**TASK PROMPT:** Please print every record below exactly as written, leaving out the pictures.
....................
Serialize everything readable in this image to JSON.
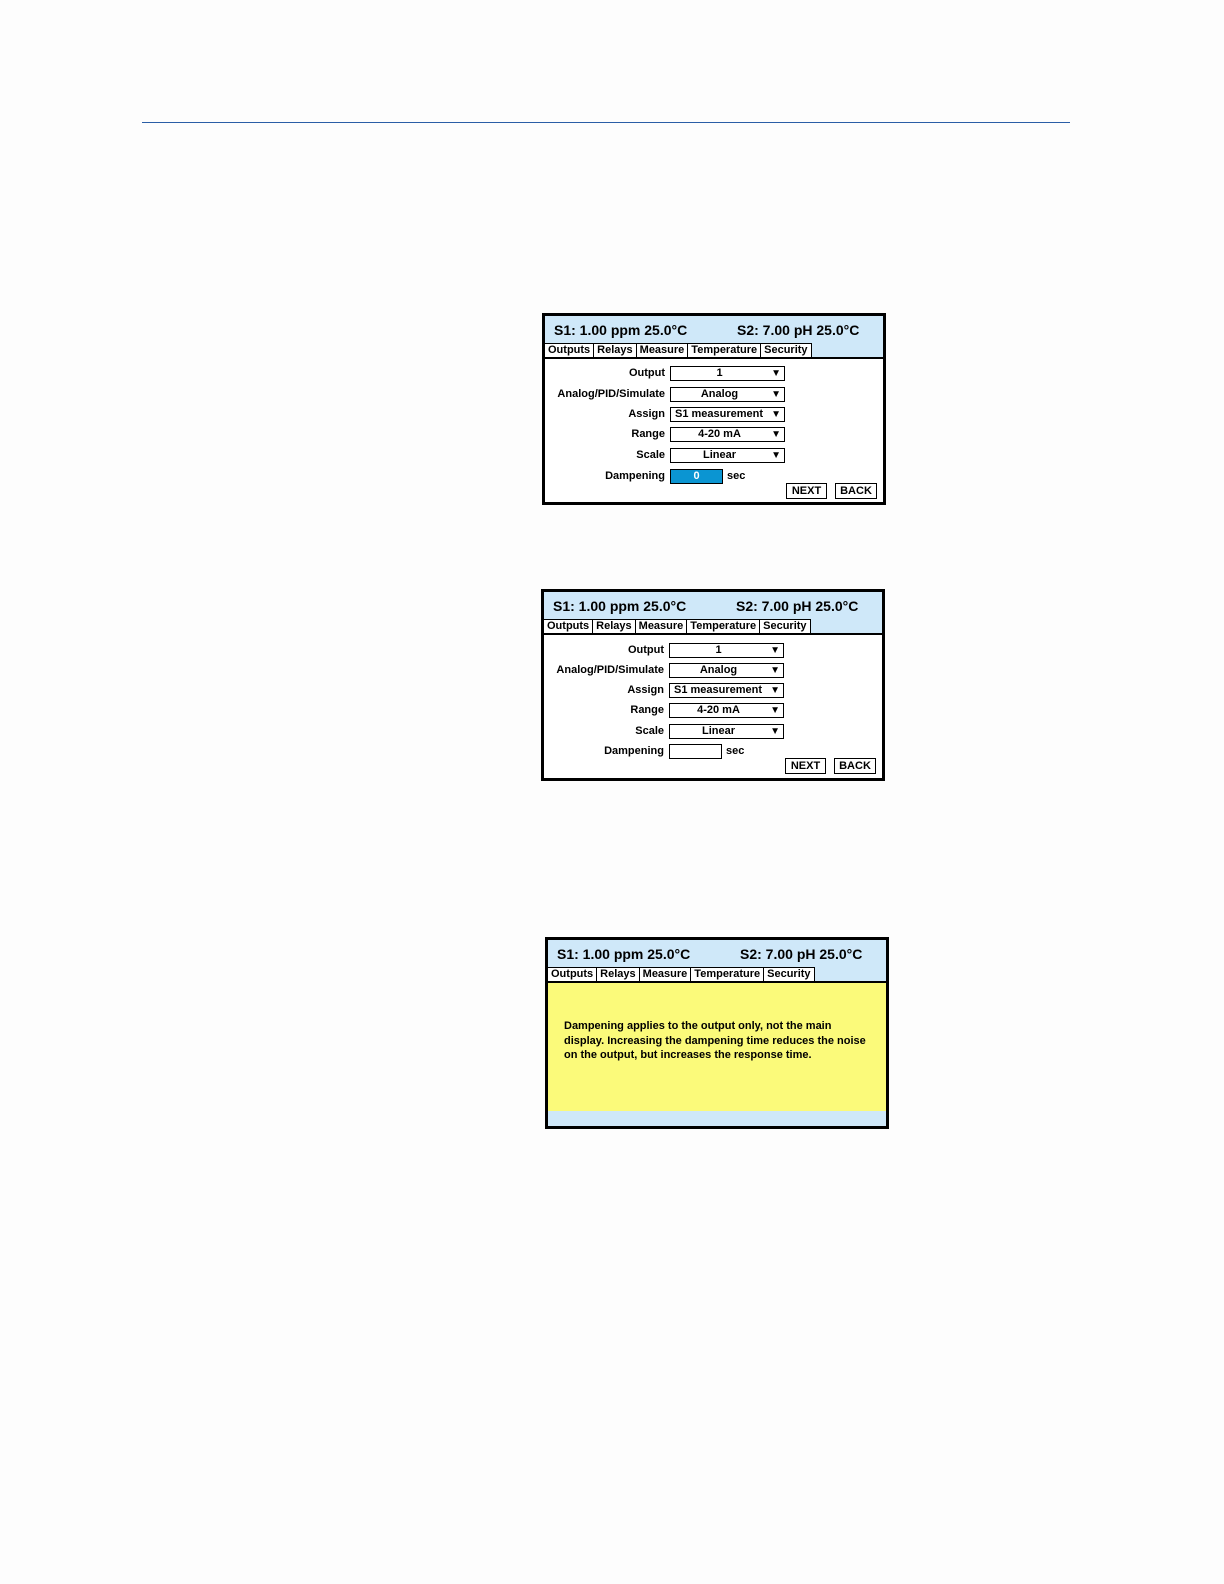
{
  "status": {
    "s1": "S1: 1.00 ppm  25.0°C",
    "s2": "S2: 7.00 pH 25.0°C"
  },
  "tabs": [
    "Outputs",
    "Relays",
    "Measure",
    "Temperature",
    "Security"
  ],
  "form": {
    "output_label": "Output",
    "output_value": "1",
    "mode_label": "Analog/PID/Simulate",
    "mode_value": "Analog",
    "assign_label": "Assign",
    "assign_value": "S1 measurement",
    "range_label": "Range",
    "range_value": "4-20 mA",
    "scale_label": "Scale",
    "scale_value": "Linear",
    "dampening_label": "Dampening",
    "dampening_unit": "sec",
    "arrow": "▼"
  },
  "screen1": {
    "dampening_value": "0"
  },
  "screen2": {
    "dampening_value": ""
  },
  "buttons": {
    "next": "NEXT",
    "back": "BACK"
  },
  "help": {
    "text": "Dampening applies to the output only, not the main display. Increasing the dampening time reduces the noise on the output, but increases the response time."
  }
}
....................
**WRITTEN RESPONSE:**
Serialize everything readable in this image to JSON.
{
  "status": {
    "s1": "S1: 1.00 ppm  25.0°C",
    "s2": "S2: 7.00 pH 25.0°C"
  },
  "tabs": [
    "Outputs",
    "Relays",
    "Measure",
    "Temperature",
    "Security"
  ],
  "form": {
    "output_label": "Output",
    "output_value": "1",
    "mode_label": "Analog/PID/Simulate",
    "mode_value": "Analog",
    "assign_label": "Assign",
    "assign_value": "S1 measurement",
    "range_label": "Range",
    "range_value": "4-20 mA",
    "scale_label": "Scale",
    "scale_value": "Linear",
    "dampening_label": "Dampening",
    "dampening_unit": "sec",
    "arrow": "▼"
  },
  "screen1": {
    "dampening_value": "0"
  },
  "screen2": {
    "dampening_value": ""
  },
  "buttons": {
    "next": "NEXT",
    "back": "BACK"
  },
  "help": {
    "text": "Dampening applies to the output only, not the main display. Increasing the dampening time reduces the noise on the output, but increases the response time."
  }
}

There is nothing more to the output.